Understanding Custodial Accounts
A custodial account is a savings account held by an adult for a minor, with the adult acting as the account manager. Custodial accounts fall into two categories: Uniform Transfers to Minors Act (UTMA) and Uniform Gift to Minors Act (UGMA) accounts. While custodial accounts offer investment flexibility, they don't allow margin trading, futures, or high-risk investments. These accounts offer tax advantages and flexibility but might impact financial aid eligibility.
A custodial account is a savings account held by an adult on behalf of a minor (someone under 18 or 21 years old, depending on state laws) at a financial institution, brokerage firm, or mutual fund company. The adult, known as the custodian, manages the account and approves transactions such as buying or selling securities.
Custodial accounts also encompass accounts managed by a responsible party for a beneficiary, such as employer-based retirement accounts for eligible employees. A fiduciary, legally bound to act in the beneficiary's best interest, manages such accounts.
Custodial Account Function
Once established, a custodial account operates like a standard bank or brokerage account. The custodian, an appointed manager or investment advisor, decides how to invest the funds. Contributions can be made by the account manager or other entities.
While custodial accounts offer investment flexibility, they typically don't allow margin trading, futures, or high-risk investments. When the minor reaches adulthood, control of the account shifts to them, granting access to the funds. In case of the minor's demise before adulthood, the account becomes part of their estate.
Custodial Accounts Types
Custodial accounts fall into two categories: UTMA and UGMA accounts. These categories differ in the types of assets they can hold.
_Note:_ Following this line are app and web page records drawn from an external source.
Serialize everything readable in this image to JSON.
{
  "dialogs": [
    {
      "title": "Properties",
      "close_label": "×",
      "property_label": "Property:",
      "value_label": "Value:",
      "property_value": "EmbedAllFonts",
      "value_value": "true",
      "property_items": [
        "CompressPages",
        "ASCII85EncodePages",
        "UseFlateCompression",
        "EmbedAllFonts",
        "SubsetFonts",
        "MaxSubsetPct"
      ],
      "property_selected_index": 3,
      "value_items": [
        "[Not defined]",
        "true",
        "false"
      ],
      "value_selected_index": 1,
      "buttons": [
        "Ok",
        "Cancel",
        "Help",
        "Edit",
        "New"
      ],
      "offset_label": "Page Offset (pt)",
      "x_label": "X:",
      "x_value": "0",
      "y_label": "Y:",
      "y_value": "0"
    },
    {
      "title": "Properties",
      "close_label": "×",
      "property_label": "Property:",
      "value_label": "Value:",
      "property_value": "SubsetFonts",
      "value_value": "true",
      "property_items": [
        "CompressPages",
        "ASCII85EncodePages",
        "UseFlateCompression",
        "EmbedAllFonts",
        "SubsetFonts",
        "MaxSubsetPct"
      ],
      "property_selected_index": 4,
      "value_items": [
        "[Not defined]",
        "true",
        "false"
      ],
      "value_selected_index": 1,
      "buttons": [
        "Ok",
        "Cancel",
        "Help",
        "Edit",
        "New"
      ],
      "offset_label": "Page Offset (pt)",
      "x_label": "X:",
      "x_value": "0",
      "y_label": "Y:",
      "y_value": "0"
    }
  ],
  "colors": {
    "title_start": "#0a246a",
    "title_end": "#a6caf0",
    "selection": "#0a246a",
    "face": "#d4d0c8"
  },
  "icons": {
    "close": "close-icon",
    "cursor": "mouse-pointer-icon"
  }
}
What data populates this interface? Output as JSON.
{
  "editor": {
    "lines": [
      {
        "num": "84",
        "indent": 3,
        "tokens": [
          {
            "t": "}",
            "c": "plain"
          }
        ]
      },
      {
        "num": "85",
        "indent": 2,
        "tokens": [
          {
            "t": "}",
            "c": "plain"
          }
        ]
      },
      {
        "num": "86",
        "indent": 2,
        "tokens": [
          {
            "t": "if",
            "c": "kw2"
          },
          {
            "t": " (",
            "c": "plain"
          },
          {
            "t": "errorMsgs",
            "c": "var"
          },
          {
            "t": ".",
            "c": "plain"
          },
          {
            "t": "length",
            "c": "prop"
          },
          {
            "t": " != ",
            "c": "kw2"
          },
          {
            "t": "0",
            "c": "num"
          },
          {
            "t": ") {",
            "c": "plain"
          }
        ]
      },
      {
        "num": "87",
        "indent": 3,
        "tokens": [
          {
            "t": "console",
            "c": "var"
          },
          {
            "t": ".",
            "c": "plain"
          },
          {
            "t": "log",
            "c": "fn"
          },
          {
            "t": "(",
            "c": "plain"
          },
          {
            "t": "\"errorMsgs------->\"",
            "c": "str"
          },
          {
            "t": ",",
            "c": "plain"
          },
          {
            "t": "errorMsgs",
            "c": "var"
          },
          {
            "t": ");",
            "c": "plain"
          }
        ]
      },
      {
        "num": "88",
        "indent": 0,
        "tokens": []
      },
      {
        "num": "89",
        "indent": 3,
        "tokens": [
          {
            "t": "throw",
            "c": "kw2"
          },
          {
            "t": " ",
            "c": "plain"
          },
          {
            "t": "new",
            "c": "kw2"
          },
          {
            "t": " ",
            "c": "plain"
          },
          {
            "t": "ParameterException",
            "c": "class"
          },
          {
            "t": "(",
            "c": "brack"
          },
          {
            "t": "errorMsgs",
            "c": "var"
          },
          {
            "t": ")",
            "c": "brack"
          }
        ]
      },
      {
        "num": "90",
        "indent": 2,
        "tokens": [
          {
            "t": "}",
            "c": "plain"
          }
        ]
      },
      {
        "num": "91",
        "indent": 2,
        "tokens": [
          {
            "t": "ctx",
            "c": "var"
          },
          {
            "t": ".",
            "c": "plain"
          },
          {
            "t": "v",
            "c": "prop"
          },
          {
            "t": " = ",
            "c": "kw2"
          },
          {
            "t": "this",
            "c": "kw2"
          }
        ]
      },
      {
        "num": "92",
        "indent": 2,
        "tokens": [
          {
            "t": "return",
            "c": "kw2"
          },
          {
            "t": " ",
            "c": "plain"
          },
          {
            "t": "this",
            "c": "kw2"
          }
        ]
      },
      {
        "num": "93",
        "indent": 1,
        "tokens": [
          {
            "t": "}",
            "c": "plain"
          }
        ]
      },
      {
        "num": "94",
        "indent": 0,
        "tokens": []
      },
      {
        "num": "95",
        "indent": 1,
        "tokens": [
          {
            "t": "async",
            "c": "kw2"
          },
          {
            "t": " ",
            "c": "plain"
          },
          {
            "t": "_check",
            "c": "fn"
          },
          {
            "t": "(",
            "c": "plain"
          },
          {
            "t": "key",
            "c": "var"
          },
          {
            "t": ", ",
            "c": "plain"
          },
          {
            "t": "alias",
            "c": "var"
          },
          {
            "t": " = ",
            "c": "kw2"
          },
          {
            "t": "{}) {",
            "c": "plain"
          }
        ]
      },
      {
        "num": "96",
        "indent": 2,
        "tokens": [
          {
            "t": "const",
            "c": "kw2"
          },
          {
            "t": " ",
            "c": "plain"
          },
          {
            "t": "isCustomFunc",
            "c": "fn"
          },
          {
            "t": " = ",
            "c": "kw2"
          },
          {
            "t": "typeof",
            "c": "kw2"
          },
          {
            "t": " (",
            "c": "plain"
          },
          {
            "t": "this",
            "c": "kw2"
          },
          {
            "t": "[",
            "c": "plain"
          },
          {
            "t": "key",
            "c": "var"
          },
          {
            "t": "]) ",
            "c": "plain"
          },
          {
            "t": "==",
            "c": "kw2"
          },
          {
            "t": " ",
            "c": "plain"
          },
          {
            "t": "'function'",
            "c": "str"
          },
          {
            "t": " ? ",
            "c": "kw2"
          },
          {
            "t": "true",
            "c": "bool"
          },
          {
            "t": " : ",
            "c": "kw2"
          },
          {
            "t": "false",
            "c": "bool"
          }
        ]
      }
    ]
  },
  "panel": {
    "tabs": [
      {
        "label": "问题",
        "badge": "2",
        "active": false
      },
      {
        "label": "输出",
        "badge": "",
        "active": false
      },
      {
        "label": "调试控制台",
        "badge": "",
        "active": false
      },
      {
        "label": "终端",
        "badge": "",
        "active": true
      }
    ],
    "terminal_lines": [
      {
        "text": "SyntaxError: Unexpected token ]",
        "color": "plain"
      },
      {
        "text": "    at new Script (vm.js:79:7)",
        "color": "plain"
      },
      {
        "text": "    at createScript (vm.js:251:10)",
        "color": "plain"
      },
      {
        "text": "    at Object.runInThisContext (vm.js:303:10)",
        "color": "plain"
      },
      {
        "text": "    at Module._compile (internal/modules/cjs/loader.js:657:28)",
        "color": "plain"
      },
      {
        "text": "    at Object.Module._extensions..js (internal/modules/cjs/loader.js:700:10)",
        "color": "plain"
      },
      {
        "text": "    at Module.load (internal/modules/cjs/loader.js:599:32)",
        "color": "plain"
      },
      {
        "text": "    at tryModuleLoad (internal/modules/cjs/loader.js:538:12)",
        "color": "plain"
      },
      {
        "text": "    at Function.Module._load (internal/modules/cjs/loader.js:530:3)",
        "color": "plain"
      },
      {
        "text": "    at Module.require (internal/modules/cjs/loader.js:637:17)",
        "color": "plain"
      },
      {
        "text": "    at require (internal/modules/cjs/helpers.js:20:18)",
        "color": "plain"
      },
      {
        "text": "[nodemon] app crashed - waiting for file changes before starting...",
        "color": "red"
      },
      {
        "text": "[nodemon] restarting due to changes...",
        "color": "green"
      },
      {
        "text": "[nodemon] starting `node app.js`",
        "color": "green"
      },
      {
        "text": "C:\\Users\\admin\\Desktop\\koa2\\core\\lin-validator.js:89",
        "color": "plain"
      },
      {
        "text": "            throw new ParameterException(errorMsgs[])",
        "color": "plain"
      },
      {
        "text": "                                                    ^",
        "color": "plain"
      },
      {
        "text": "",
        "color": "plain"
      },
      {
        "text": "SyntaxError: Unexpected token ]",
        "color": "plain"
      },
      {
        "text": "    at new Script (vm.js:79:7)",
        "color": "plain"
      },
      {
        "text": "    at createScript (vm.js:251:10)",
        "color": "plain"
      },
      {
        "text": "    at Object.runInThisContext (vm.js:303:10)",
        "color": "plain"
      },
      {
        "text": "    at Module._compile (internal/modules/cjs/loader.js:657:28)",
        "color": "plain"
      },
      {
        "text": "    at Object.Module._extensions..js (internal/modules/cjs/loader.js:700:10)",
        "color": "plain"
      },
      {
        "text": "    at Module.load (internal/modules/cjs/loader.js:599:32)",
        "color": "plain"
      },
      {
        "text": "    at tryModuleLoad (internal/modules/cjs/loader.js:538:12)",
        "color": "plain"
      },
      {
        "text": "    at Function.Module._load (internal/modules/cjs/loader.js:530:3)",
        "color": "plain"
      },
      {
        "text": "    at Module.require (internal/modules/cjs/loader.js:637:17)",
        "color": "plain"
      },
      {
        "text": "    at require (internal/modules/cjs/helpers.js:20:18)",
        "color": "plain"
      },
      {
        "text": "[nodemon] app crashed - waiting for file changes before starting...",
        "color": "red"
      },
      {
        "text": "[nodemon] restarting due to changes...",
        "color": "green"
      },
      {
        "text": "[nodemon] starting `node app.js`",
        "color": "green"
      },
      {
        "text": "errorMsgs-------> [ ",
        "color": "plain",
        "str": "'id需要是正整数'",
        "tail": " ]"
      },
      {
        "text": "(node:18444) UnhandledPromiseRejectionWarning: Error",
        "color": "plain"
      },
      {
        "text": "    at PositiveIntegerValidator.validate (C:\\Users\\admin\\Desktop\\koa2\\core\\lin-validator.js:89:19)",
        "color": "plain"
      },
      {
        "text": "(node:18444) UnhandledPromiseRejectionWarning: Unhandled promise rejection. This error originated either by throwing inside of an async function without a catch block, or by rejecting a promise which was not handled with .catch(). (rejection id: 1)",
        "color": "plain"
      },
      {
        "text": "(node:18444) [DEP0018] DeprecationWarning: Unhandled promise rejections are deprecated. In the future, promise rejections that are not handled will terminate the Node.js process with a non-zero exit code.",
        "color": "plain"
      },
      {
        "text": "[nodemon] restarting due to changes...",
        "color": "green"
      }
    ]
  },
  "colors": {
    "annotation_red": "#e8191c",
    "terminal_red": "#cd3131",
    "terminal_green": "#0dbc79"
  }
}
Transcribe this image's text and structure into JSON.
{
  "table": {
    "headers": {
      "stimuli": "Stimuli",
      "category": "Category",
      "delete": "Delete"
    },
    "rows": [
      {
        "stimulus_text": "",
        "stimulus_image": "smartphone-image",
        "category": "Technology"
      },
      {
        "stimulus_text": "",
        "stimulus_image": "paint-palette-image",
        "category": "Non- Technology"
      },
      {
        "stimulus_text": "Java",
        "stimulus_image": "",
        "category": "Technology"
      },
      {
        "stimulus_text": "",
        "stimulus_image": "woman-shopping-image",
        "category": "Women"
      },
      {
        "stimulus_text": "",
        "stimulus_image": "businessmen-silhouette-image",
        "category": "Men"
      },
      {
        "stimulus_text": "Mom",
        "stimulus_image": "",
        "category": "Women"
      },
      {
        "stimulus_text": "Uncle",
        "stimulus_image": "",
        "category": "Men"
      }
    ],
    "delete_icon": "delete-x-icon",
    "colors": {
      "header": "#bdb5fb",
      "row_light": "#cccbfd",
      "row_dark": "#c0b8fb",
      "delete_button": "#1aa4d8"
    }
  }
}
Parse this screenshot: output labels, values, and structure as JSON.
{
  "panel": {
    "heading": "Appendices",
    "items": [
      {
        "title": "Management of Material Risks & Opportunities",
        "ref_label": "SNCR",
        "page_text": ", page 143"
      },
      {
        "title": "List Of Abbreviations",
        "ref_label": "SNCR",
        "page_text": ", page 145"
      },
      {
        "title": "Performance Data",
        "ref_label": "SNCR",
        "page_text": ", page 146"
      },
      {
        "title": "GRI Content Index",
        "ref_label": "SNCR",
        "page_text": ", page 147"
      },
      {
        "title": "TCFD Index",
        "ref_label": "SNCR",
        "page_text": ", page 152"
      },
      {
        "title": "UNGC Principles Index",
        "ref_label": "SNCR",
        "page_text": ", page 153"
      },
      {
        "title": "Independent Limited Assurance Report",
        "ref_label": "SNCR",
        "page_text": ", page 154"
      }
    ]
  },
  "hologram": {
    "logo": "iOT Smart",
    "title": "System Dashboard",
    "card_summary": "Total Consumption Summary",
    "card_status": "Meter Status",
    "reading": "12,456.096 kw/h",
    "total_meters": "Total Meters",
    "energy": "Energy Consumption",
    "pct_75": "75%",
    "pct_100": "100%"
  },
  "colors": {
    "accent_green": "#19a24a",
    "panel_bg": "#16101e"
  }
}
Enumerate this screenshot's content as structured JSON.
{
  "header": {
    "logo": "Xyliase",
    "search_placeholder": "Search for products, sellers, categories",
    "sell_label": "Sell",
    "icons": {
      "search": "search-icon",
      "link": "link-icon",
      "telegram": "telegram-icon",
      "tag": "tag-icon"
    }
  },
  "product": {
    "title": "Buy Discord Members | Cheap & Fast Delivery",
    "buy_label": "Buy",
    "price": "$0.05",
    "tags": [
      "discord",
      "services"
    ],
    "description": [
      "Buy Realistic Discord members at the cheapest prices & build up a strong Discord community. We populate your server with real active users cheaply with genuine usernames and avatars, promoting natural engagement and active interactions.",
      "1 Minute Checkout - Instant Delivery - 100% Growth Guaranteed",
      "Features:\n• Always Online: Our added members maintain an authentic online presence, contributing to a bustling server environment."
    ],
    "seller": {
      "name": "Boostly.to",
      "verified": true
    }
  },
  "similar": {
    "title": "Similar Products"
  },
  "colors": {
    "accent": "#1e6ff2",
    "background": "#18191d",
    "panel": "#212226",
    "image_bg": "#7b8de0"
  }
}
UTMA accounts are versatile, accommodating assets such as real estate and art. In contrast, UGMA accounts are more limited, allowing only financial assets like cash, securities, annuities, and insurance policies. It's worth noting that UGMA accounts are available in all U.S. states, while UTMA accounts are prohibited in South Carolina and Vermont.
Both UTMA and UGMA accounts are established in the minor's name and require a designated custodian, typically a parent or guardian. The specifics, such as initial investments, minimum balances, and interest rates, vary depending on the hosting company. These custodial accounts offer a valuable tool for managing assets on behalf of minors while adhering to state-specific regulations.
Advantages and Disadvantages of Custodial Accounts
Custodial Account Advantages
- Flexibility: No income or contribution limits, and no mandatory distributions.
- Tax Advantages: Earnings are taxed at the child's rate until a specific threshold.
- Simplicity: Easier and less expensive to set up than trust funds.
Custodial Account Disadvantages
- Impact on Financial Aid: Account holdings could affect college financial aid eligibility.
- Limited Control: Deposits are irrevocable, and beneficiaries gain control at majority age.
- Tax Implications: Not as tax-sheltered as other accounts, and transferring to 529 plans can have tax consequences.
Obtaining a Custodial Account
If the minor is below the age of majority, which is typically 18 years old, an adult has the option to create a custodial account on their behalf. This custodial account can be managed by the adult until the child reaches majority age. During this time, the custodial account holder has the ability to make contributions, such as adding funds or investments, to the account in order to help the account grow over time.
The custodian appointed by the adult can also make investment decisions on behalf of the child, which can help to ensure that the account is being managed in a responsible and appropriate manner. Once the child reaches majority age, they can take control of the account and make their own investment decisions. Alternatively, the custodian may choose to transfer the account to the child at an earlier date if they feel that the child is mature enough to manage the account responsibly.
Minors are generally part of their parent's tax return, which means that their parents can claim their child's income on their own tax return. This can be beneficial because minors may not earn enough to be required to file their own tax return. Additionally, minors under the age of 18 are subject to the "kiddie tax" rules, which means that their unearned income over a certain amount is taxed at the parent's tax rate.
However, minors can still earn some income tax-free. For example, in 2022, minors can earn up to $1,150 tax-free. The next $1,150 is taxed at 10%, which is a lower rate than the parent's tax rate. Any additional earnings beyond $2,300 are taxed based on the child's parent's tax rate.
A custodial account empowers adults to open savings accounts for minors, managed by a custodian for the minor's benefit. These accounts offer tax advantages and flexibility but might impact financial aid eligibility. Before choosing a custodial account, weigh its pros and cons carefully.